Employers should exercise caution before using OSHA’s online accident reporting option, says Brian Fisher at law firm Kane Russell Coleman and Logan.
Halfway through the first year of OSHA’s new reporting requirements, many nonsubscribing employers are becoming more comfortable with the new requirements and options available for reporting workplace injuries and illnesses.
As of this year, OSHA provides employers three options for reporting injury events: (1) by telephone to the nearest OSHA Area Office during normal business hours; (2) by telephone to the 24-hour OSHA hotline at 1-800-321-OSHA (6742); and (3) electronically at www.osha.gov. Although the electronic option may first seem the easiest method for reporting, employers should exercise caution before utilizing this option.
In order to electronically report an injury event, the employer must provide a detailed description of the injury event to OSHA that is submitted through OSHA’s website. This alone should cause some employers concern, especially since all of the facts surrounding an injury event are frequently still unknown within the applicable 8-hour or 24-hour required reporting period.

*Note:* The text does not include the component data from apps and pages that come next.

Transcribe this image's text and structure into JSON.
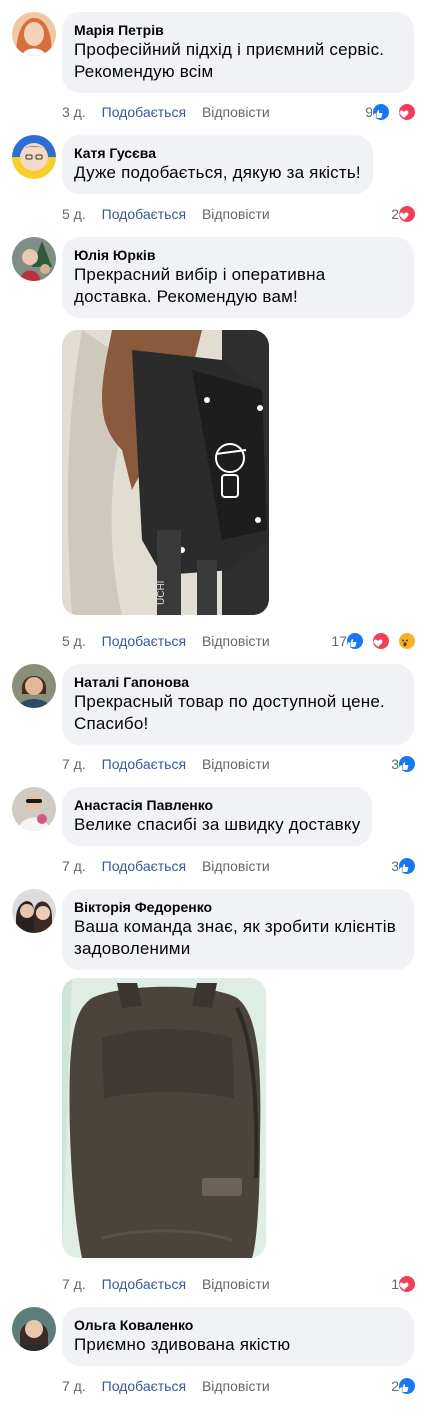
{
  "actions": {
    "like": "Подобається",
    "reply": "Відповісти"
  },
  "colors": {
    "like_blue": "#1877f2",
    "love_red": "#f33e58",
    "wow_yellow": "#f7b125"
  },
  "comments": [
    {
      "author": "Марія Петрів",
      "text": "Професійний підхід і приємний сервіс. Рекомендую всім",
      "time": "3 д.",
      "reaction_count": "9",
      "reactions": [
        "like-icon",
        "love-icon"
      ]
    },
    {
      "author": "Катя Гусєва",
      "text": "Дуже подобається, дякую за якість!",
      "time": "5 д.",
      "reaction_count": "2",
      "reactions": [
        "love-icon"
      ]
    },
    {
      "author": "Юлія Юрків",
      "text": "Прекрасний вибір і оперативна доставка. Рекомендую вам!",
      "time": "5 д.",
      "reaction_count": "17",
      "reactions": [
        "like-icon",
        "love-icon",
        "wow-icon"
      ]
    },
    {
      "author": "Наталі Гапонова",
      "text": "Прекрасный товар по доступной цене. Спасибо!",
      "time": "7 д.",
      "reaction_count": "3",
      "reactions": [
        "like-icon"
      ]
    },
    {
      "author": "Анастасія Павленко",
      "text": "Велике спасибі за швидку доставку",
      "time": "7 д.",
      "reaction_count": "3",
      "reactions": [
        "like-icon"
      ]
    },
    {
      "author": "Вікторія Федоренко",
      "text": "Ваша команда знає, як зробити клієнтів задоволеними",
      "time": "7 д.",
      "reaction_count": "1",
      "reactions": [
        "love-icon"
      ]
    },
    {
      "author": "Ольга Коваленко",
      "text": "Приємно здивована якістю",
      "time": "7 д.",
      "reaction_count": "2",
      "reactions": [
        "like-icon"
      ]
    }
  ]
}
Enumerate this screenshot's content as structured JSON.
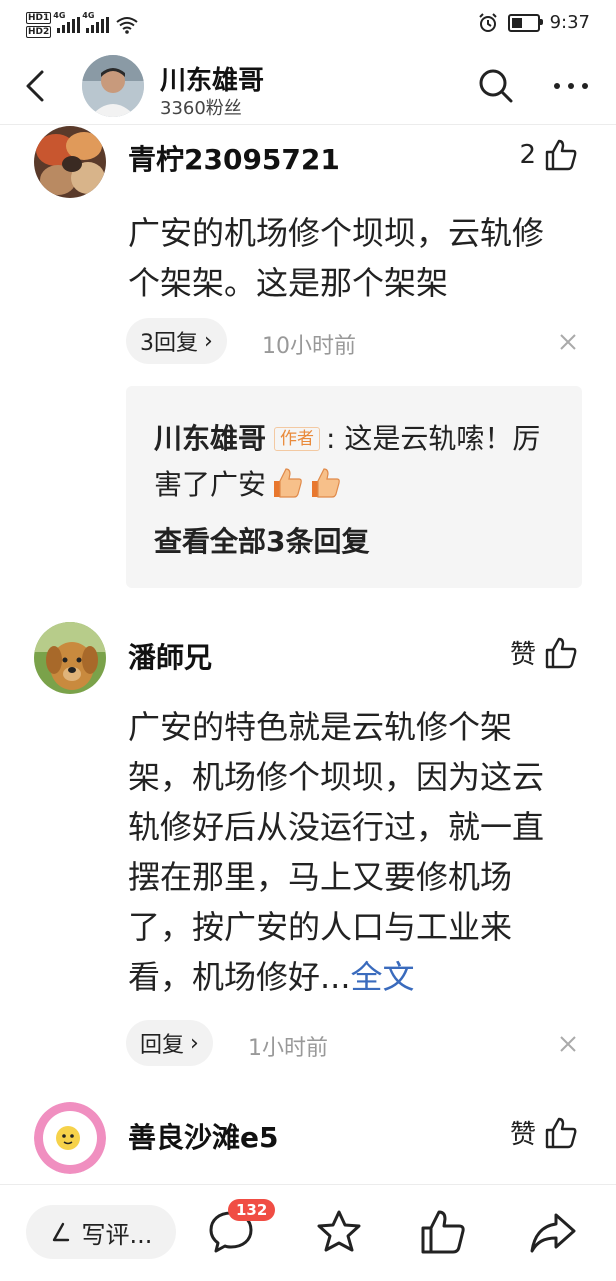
{
  "status_bar": {
    "hd1": "HD1",
    "hd2": "HD2",
    "net1": "4G",
    "net2": "4G",
    "time": "9:37"
  },
  "header": {
    "name": "川东雄哥",
    "fans": "3360粉丝"
  },
  "comments": [
    {
      "user": "青柠23095721",
      "like_count": "2",
      "text": "广安的机场修个坝坝，云轨修个架架。这是那个架架",
      "reply_pill": "3回复",
      "time": "10小时前",
      "sub_reply": {
        "author": "川东雄哥",
        "author_tag": "作者",
        "text": ": 这是云轨嗦！厉害了广安",
        "view_all": "查看全部3条回复"
      }
    },
    {
      "user": "潘師兄",
      "like_count": "赞",
      "text": "广安的特色就是云轨修个架架，机场修个坝坝，因为这云轨修好后从没运行过，就一直摆在那里，马上又要修机场了，按广安的人口与工业来看，机场修好...",
      "full_link": "全文",
      "reply_pill": "回复",
      "time": "1小时前"
    },
    {
      "user": "善良沙滩e5",
      "like_count": "赞"
    }
  ],
  "bottom_bar": {
    "write_label": "写评...",
    "comment_badge": "132"
  },
  "icons": {
    "back": "chevron-left-icon",
    "search": "search-icon",
    "more": "more-dots-icon",
    "like": "thumbs-up-icon",
    "close": "close-icon",
    "comment": "comment-bubble-icon",
    "star": "star-icon",
    "share": "share-arrow-icon"
  },
  "colors": {
    "link": "#3a6bbd",
    "badge": "#f04d44",
    "author_tag": "#e98a3b"
  }
}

Before reporting to OSHA the initial results of the employer’s investigation of an injury event, especially when that investigation has not yet been fully developed, employers should consider OSHA’s electronic reporting option only as a last resort.

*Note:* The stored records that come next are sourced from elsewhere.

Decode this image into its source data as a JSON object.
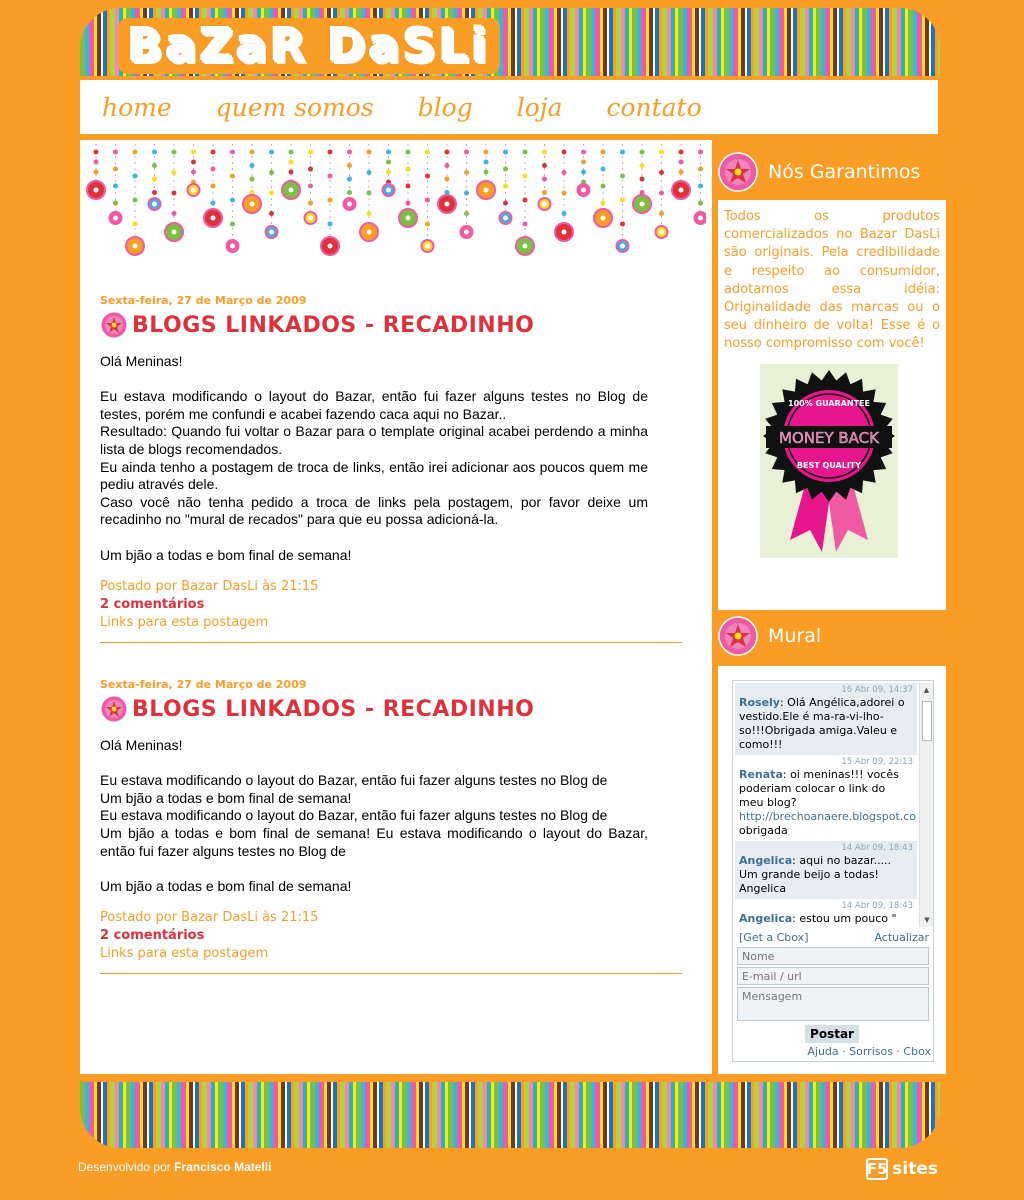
{
  "header": {
    "logo_text": "BaZaR DaSLi"
  },
  "nav": {
    "items": [
      "home",
      "quem somos",
      "blog",
      "loja",
      "contato"
    ]
  },
  "posts": [
    {
      "date": "Sexta-feira, 27 de Março de 2009",
      "title": "BLOGS LINKADOS - RECADINHO",
      "body": [
        "Olá Meninas!",
        "",
        "Eu estava modificando o layout do Bazar, então fui fazer alguns testes no Blog de testes, porém me confundi e acabei fazendo caca aqui no Bazar..",
        "Resultado: Quando fui voltar o Bazar para o template original acabei perdendo a minha lista de blogs recomendados.",
        "Eu ainda tenho a postagem de troca de links, então irei adicionar aos poucos quem me pediu através dele.",
        "Caso você não tenha pedido a troca de links pela postagem, por favor deixe um recadinho no \"mural de recados\" para que eu possa adicioná-la.",
        "",
        "Um bjão a todas e bom final de semana!"
      ],
      "posted_by": "Postado por Bazar DasLi às 21:15",
      "comments": "2 comentários",
      "links": "Links para esta postagem"
    },
    {
      "date": "Sexta-feira, 27 de Março de 2009",
      "title": "BLOGS LINKADOS - RECADINHO",
      "body": [
        "Olá Meninas!",
        "",
        "Eu estava modificando o layout do Bazar, então fui fazer alguns testes no Blog de",
        "Um bjão a todas e bom final de semana!",
        "Eu estava modificando o layout do Bazar, então fui fazer alguns testes no Blog de",
        "Um bjão a todas e bom final de semana! Eu estava modificando o layout do Bazar, então fui fazer alguns testes no Blog de",
        "",
        "Um bjão a todas e bom final de semana!"
      ],
      "posted_by": "Postado por Bazar DasLi às 21:15",
      "comments": "2 comentários",
      "links": "Links para esta postagem"
    }
  ],
  "sidebar": {
    "garantimos": {
      "title": "Nós Garantimos",
      "text": "Todos os produtos comercializados no Bazar DasLi são originais. Pela credibilidade e respeito ao consumidor, adotamos essa idéia: Originalidade das marcas ou o seu dinheiro de volta! Esse é o nosso compromisso com você!",
      "badge": {
        "top": "100% GUARANTEE",
        "main": "MONEY BACK",
        "bottom": "BEST QUALITY"
      }
    },
    "mural": {
      "title": "Mural",
      "messages": [
        {
          "time": "16 Abr 09, 14:37",
          "name": "Rosely",
          "text": ": Olá Angélica,adorei o vestido.Ele é ma-ra-vi-lho-so!!!Obrigada amiga.Valeu e como!!!",
          "url": ""
        },
        {
          "time": "15 Abr 09, 22:13",
          "name": "Renata",
          "text": ": oi meninas!!! vocês poderiam colocar o link do meu blog?",
          "url": "http://brechoanaere.blogspot.com",
          "after": "obrigada"
        },
        {
          "time": "14 Abr 09, 18:43",
          "name": "Angelica",
          "text": ": aqui no bazar..... Um grande beijo a todas! Angelica",
          "url": ""
        },
        {
          "time": "14 Abr 09, 18:43",
          "name": "Angelica",
          "text": ": estou um pouco \" FORA DO AR\" porque estou",
          "url": ""
        }
      ],
      "get_cbox": "[Get a Cbox]",
      "refresh": "Actualizar",
      "name_placeholder": "Nome",
      "email_placeholder": "E-mail / url",
      "message_placeholder": "Mensagem",
      "post_button": "Postar",
      "bottom_links": "Ajuda · Sorrisos · Cbox"
    }
  },
  "footer": {
    "credit_prefix": "Desenvolvido por",
    "credit_name": "Francisco Matelli",
    "badge_box": "F5",
    "badge_text": "sites"
  },
  "colors": {
    "orange": "#F99D25",
    "red": "#E0313A",
    "pink": "#F05AA3"
  }
}
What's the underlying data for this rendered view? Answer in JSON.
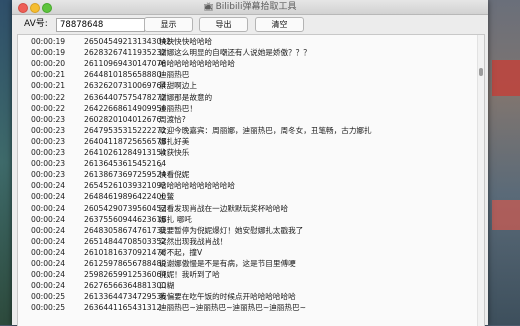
{
  "window": {
    "title": "Bilibili弹幕拾取工具",
    "title_icon": "bilibili-tv-icon"
  },
  "toolbar": {
    "av_label": "AV号:",
    "av_value": "78878648",
    "show_label": "显示",
    "export_label": "导出",
    "clear_label": "清空"
  },
  "danmaku": [
    {
      "time": "00:00:19",
      "uid": "2650454921313430​42",
      "text": "快快快快哈哈哈"
    },
    {
      "time": "00:00:19",
      "uid": "2628326741193523​2",
      "text": "谢娜这么明显的自嘲还有人说她是娇傲？？？"
    },
    {
      "time": "00:00:20",
      "uid": "2611096943014707​6",
      "text": "哈哈哈哈哈哈哈哈哈哈"
    },
    {
      "time": "00:00:21",
      "uid": "2644810185658880",
      "text": "迪丽热巴"
    },
    {
      "time": "00:00:21",
      "uid": "2632620731006976​4",
      "text": "景甜啊边上"
    },
    {
      "time": "00:00:22",
      "uid": "2636440757547827​2",
      "text": "谢娜那是故意的"
    },
    {
      "time": "00:00:22",
      "uid": "2642266861490995​6",
      "text": "迪丽热巴！"
    },
    {
      "time": "00:00:23",
      "uid": "2602820104012676",
      "text": "周渡恰?"
    },
    {
      "time": "00:00:23",
      "uid": "2647953531522227​2",
      "text": "欢迎今晚嘉宾：周丽娜，迪丽热巴，周冬女，丑笔畅，古力娜扎"
    },
    {
      "time": "00:00:23",
      "uid": "2640411872565657​8",
      "text": "娜扎好美"
    },
    {
      "time": "00:00:23",
      "uid": "2641026128491315​4",
      "text": "收获快乐"
    },
    {
      "time": "00:00:23",
      "uid": "2613645361545216​4",
      "text": "。"
    },
    {
      "time": "00:00:23",
      "uid": "2613867369725952​4",
      "text": "快看倪妮"
    },
    {
      "time": "00:00:24",
      "uid": "2654526103932109​2",
      "text": "哈哈哈哈哈哈哈哈哈哈"
    },
    {
      "time": "00:00:24",
      "uid": "2648461989642240​0",
      "text": "土鳖"
    },
    {
      "time": "00:00:24",
      "uid": "2605429073956045​2",
      "text": "回看发现肖战在一边默默玩奖杯哈哈哈"
    },
    {
      "time": "00:00:24",
      "uid": "2637556094462361​6",
      "text": "娜扎 哪吒"
    },
    {
      "time": "00:00:24",
      "uid": "2648305867476173​2",
      "text": "我要暂停为倪妮爆灯！她安慰娜扎太戳我了"
    },
    {
      "time": "00:00:24",
      "uid": "2651484470850335​2",
      "text": "突然出现我战肖战！"
    },
    {
      "time": "00:00:24",
      "uid": "2610181637092147​6",
      "text": "对不起，撞V"
    },
    {
      "time": "00:00:24",
      "uid": "2612597865678848​0",
      "text": "说谢娜傲慢是不是有病，这是节目里傅哽"
    },
    {
      "time": "00:00:24",
      "uid": "2598265991253606​4",
      "text": "倪妮！我听到了哈"
    },
    {
      "time": "00:00:24",
      "uid": "2627656636488130​0",
      "text": "口糊"
    },
    {
      "time": "00:00:25",
      "uid": "2613364473472953​6",
      "text": "我偏要在吃午饭的时候点开哈哈哈哈哈哈"
    },
    {
      "time": "00:00:25",
      "uid": "2636441165431312",
      "text": "迪丽热巴~迪丽热巴~迪丽热巴~迪丽热巴~"
    }
  ]
}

When possible, employers should make every effort to report injury events to a live person via telephone at the nearest OSHA area office. Anything prepared by the employer that is submitted to OSHA via electronic reporting, and even voice recordings from an employer’s representative, can be fairly easily obtained by the public – including media outlets, attorneys, and interest groups – and potentially utilized against employers both in the press and in future litigation.